RECORDS TO PROCESS Start Marker
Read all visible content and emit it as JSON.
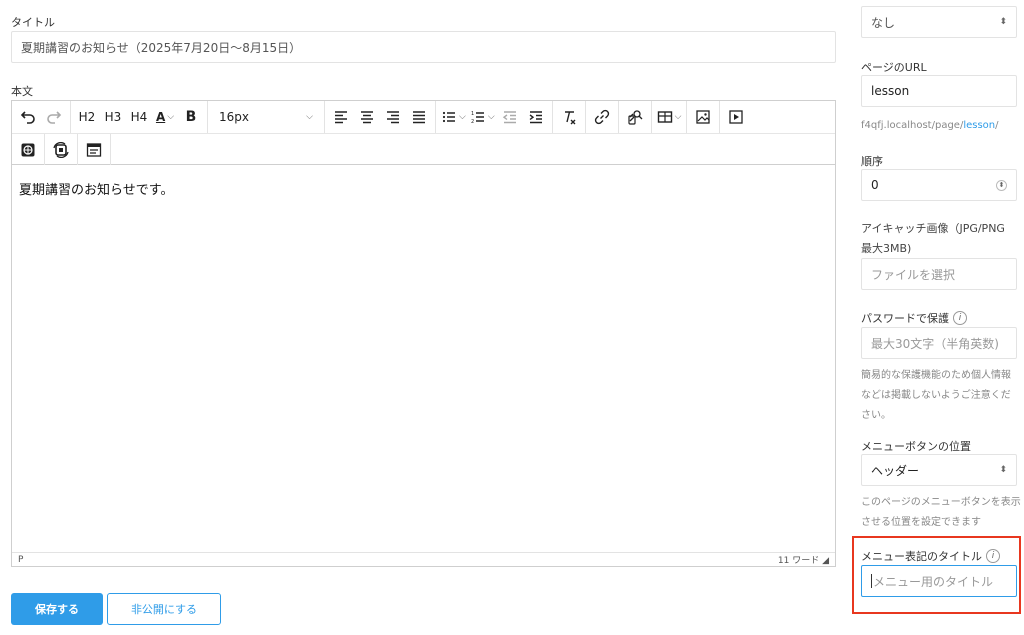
{
  "title_section": {
    "label": "タイトル",
    "value": "夏期講習のお知らせ（2025年7月20日〜8月15日）"
  },
  "body_section": {
    "label": "本文"
  },
  "toolbar": {
    "h2": "H2",
    "h3": "H3",
    "h4": "H4",
    "bold": "B",
    "font_color": "A",
    "font_size": "16px"
  },
  "editor": {
    "content": "夏期講習のお知らせです。",
    "status_path": "P",
    "word_count": "11 ワード"
  },
  "actions": {
    "save": "保存する",
    "unpublish": "非公開にする"
  },
  "sidebar": {
    "parent_page_value": "なし",
    "url_label": "ページのURL",
    "url_value": "lesson",
    "url_prefix": "f4qfj.localhost/page/",
    "url_slug": "lesson",
    "url_suffix": "/",
    "order_label": "順序",
    "order_value": "0",
    "eyecatch_label": "アイキャッチ画像（JPG/PNG 最大3MB)",
    "eyecatch_placeholder": "ファイルを選択",
    "password_label": "パスワードで保護",
    "password_placeholder": "最大30文字（半角英数)",
    "password_hint": "簡易的な保護機能のため個人情報などは掲載しないようご注意ください。",
    "menu_pos_label": "メニューボタンの位置",
    "menu_pos_value": "ヘッダー",
    "menu_pos_hint": "このページのメニューボタンを表示させる位置を設定できます",
    "menu_title_label": "メニュー表記のタイトル",
    "menu_title_placeholder": "メニュー用のタイトル"
  },
  "colors": {
    "accent": "#2f9ce8",
    "highlight": "#e8371f"
  }
}
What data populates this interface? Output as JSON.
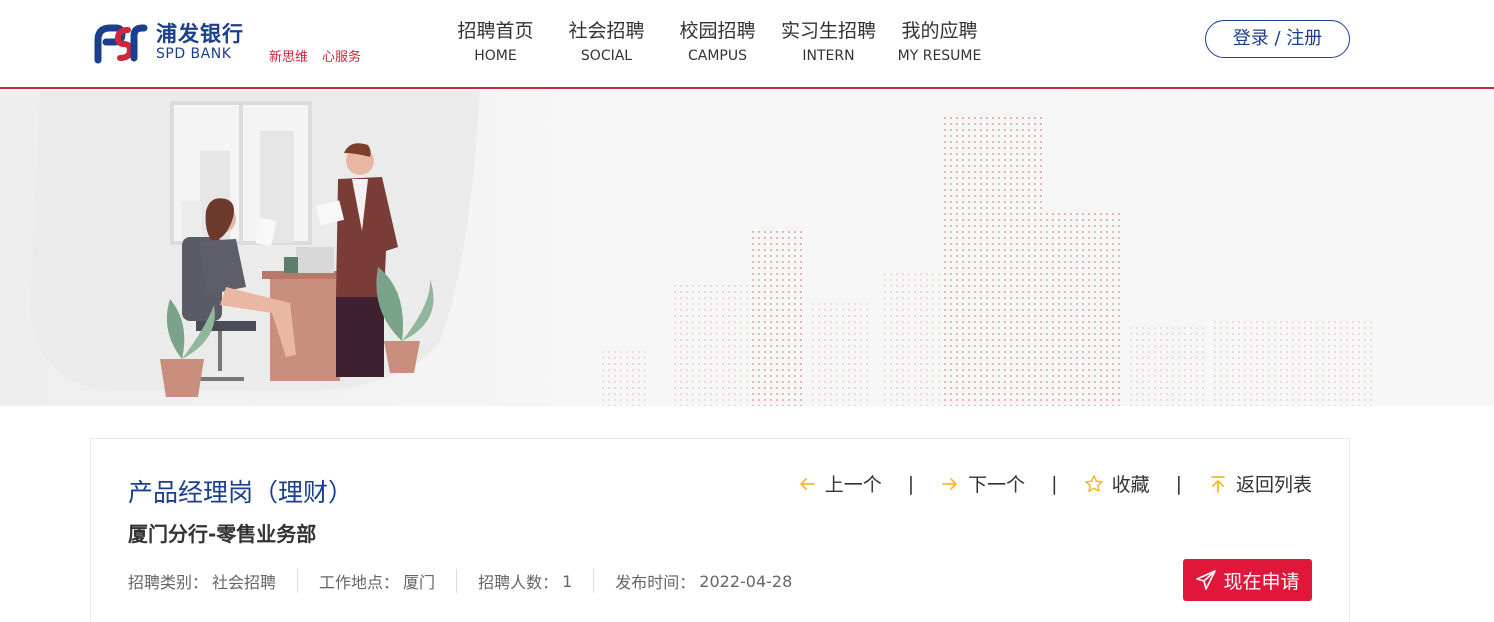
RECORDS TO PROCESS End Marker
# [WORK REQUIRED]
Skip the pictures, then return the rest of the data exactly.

# [WRITTEN REPLY]
Read all visible content and emit it as JSON.
{
  "title_section": {
    "label": "タイトル",
    "value": "夏期講習のお知らせ（2025年7月20日〜8月15日）"
  },
  "body_section": {
    "label": "本文"
  },
  "toolbar": {
    "h2": "H2",
    "h3": "H3",
    "h4": "H4",
    "bold": "B",
    "font_color": "A",
    "font_size": "16px"
  },
  "editor": {
    "content": "夏期講習のお知らせです。",
    "status_path": "P",
    "word_count": "11 ワード"
  },
  "actions": {
    "save": "保存する",
    "unpublish": "非公開にする"
  },
  "sidebar": {
    "parent_page_value": "なし",
    "url_label": "ページのURL",
    "url_value": "lesson",
    "url_prefix": "f4qfj.localhost/page/",
    "url_slug": "lesson",
    "url_suffix": "/",
    "order_label": "順序",
    "order_value": "0",
    "eyecatch_label": "アイキャッチ画像（JPG/PNG 最大3MB)",
    "eyecatch_placeholder": "ファイルを選択",
    "password_label": "パスワードで保護",
    "password_placeholder": "最大30文字（半角英数)",
    "password_hint": "簡易的な保護機能のため個人情報などは掲載しないようご注意ください。",
    "menu_pos_label": "メニューボタンの位置",
    "menu_pos_value": "ヘッダー",
    "menu_pos_hint": "このページのメニューボタンを表示させる位置を設定できます",
    "menu_title_label": "メニュー表記のタイトル",
    "menu_title_placeholder": "メニュー用のタイトル"
  },
  "colors": {
    "accent": "#2f9ce8",
    "highlight": "#e8371f"
  }
}
What data populates this interface? Output as JSON.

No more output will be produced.